"I'm a serious person," she says, frowning, as the photographer suggests various fashion poses, but she is also quietly, almost coyly glamorous, moving around with fawn-like grace. It's a combination that works particularly well on male polemicists of the muscular left, who can't do enough to defend her: her gentle charm, her small wrists, her big eyes – oh, and her brave commitment to Enlightenment values – in the face of all that extremism.

It was after fleeing an arranged marriage and settling as an asylum-seeker in Holland that Hirsi Ali converted from Islam to atheism with the kind of zeal that usually powers journeys going the other way. She can, she has said, make statements that a white person simply could not: on the "dangers" posed to the west not just by radical, but by regular Islam; on the "backward" nature of the religion; on how "terrible" the Qur'an is; and, in the most startling argument of her new book, Nomad (a follow-up to her bestselling memoir Infidel), how Muslims would do well to learn from Christianity. She is aware of the liberal twitching she causes – what if accusing her of racism is in itself racist? What if her experience trumps all other arguments?

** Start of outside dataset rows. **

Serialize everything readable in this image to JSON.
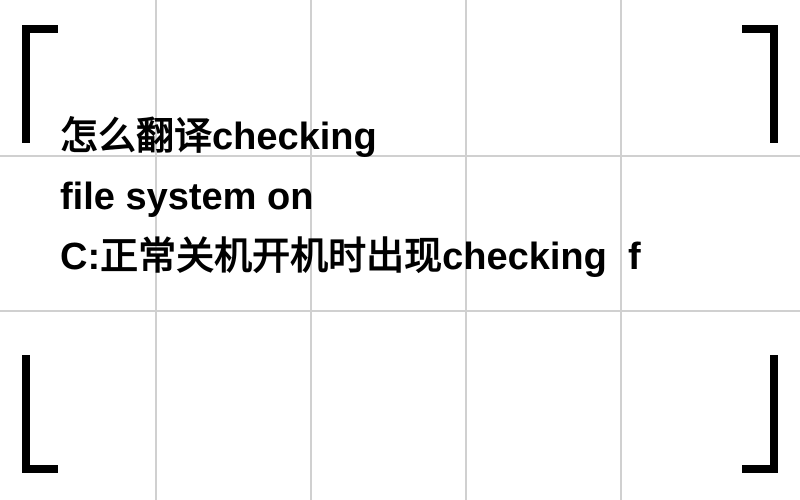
{
  "question": {
    "line1": "怎么翻译checking",
    "line2": "file system on",
    "line3_prefix": " C:正常关机开机时出现checking",
    "line3_suffix": "f"
  }
}
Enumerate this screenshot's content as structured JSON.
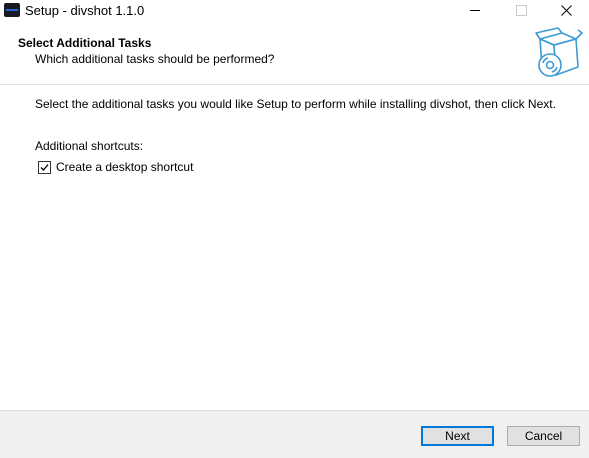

In 2004, after her friend Theo Van Gogh, the Dutch journalist with whom she made a film about women and Islam, was murdered, she was put under 24-hour security. (In the US it is paid for by private donors; when she returns to Europe, where she is still a Dutch citizen, she is protected by the state.) Two years later she left Holland following a controversy around her citizenship and for the last three years she has worked in Washington for the American Enterprise Institute, a rightwing thinktank, contributing papers on how the failures of multiculturalism have allowed for the rise of Islamic extremism in the west.